On the surface, it’s not quite clear what the point of the new model is.
It’s unclear whether it’s a return to the traditional model of student housing, or whether it’ll be a more streamlined way of offering accommodation, a service, or both.
For some, however, the change seems inevitable.
“I think this is a good move,” said Dr Stephen Hough, a lecturer at the University of Western Australia.
He is a member of the Faculty of Architecture at the university.
Dr Hough said the concept of the campus as a ‘service’ was a great concept in its own right, but also needed to be taken into account.
In order for a service to be truly sustainable, students must be able to use their resources to meet the needs of their community, he said.
However, he acknowledged the university was still struggling with its own housing problem, with student housing rates currently being higher than the national average.
The university’s Housing Minister, Paul Jones, said the move would not affect any student accommodation currently in operation, but rather provide a service for students who could not afford their own accommodation.
As part of the scheme, students will be able choose from a range of different accommodation options, including shared or shared-use accommodation.
It is hoped that this model will allow students to take advantage of the flexibility and flexibility of being able to rent or buy their own property, rather than having to resort to paying rent to a landlord, Dr Jones said.
“It allows us to provide students with a choice between renting accommodation or paying a deposit to be able access the services and facilities that they need,” he said, adding that students will have to make an investment to buy their property.
While this is the first time the university has made any changes to its housing policy, it has a history of making changes to meet changes in the economy.
Students at Western Australia’s Adelaide and Canberra campuses were forced to relocate after a housing crisis in the 1980s, following a property boom.
Since then, the state has seen the rise in the number of students coming to live and study in their universities, and the number is expected to continue to grow.
This model is similar to what has been attempted by some Australian universities, including Sydney University and Melbourne University.
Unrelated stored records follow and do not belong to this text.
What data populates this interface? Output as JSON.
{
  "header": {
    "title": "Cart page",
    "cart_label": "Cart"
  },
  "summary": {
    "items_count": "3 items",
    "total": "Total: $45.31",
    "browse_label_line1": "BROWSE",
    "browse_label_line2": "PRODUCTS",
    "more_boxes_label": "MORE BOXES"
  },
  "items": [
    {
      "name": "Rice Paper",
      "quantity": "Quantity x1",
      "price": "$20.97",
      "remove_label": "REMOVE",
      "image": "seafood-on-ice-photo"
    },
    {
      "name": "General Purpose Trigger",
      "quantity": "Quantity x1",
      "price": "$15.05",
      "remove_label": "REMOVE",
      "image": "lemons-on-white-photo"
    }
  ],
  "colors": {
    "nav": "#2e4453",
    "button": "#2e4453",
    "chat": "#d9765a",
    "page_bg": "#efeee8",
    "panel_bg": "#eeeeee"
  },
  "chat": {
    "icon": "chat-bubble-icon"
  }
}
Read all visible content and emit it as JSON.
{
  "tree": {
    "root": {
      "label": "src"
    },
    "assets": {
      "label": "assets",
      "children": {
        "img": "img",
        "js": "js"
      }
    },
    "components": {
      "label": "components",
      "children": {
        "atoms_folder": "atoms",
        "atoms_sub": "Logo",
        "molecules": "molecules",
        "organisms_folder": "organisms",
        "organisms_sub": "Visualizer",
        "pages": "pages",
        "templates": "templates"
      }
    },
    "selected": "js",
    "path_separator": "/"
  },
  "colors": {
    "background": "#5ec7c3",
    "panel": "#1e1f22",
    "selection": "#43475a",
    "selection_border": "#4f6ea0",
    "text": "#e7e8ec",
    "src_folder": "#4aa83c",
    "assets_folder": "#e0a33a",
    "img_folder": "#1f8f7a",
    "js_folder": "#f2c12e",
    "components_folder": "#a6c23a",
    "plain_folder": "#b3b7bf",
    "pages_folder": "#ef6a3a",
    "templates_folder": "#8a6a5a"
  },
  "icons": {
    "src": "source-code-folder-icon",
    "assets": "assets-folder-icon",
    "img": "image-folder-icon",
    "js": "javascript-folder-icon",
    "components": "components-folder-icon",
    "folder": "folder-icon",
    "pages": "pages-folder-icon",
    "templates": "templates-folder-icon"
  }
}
University of Queensland has a similar scheme for students, and it also allows students to rent their own rooms, but with a higher rate of return than the university’s own accommodation service.
Professor John Kavanagh, head of the Centre for Housing Policy and Strategy at the Australian Council of Social Service, said it was important that the university had considered the broader economic and social implications of the changes.
“[The university] will have a greater opportunity to consider the impact on students of any changes in their housing policy,” he told ABC Radio Adelaide.
“In my opinion, if we were to remove the student accommodation, that is going to increase the risk of an increase in the costs of renting accommodation, which is what they are going to need.”
“It is also likely to have a negative impact on the supply of housing in general.”
Dr Haugh, from the University’s Faculty of Architectural Studies, said he was also concerned about the impact of the move on local residents.
I think we have to look at the long-term ramifications of this decision, he told the ABC.
If you were to take a look at [student accommodation] as an amenity, it would be one of the things that students would be spending their time doing, he added.
According to the Australian Bureau of Statistics, around 20 per cent of Australian households are currently renting, with more than a quarter of people living with a partner or partner-in-law.
Despite the growing demand for accommodation, Dr Hough described the move as “a pretty big gamble” for the university and the industry.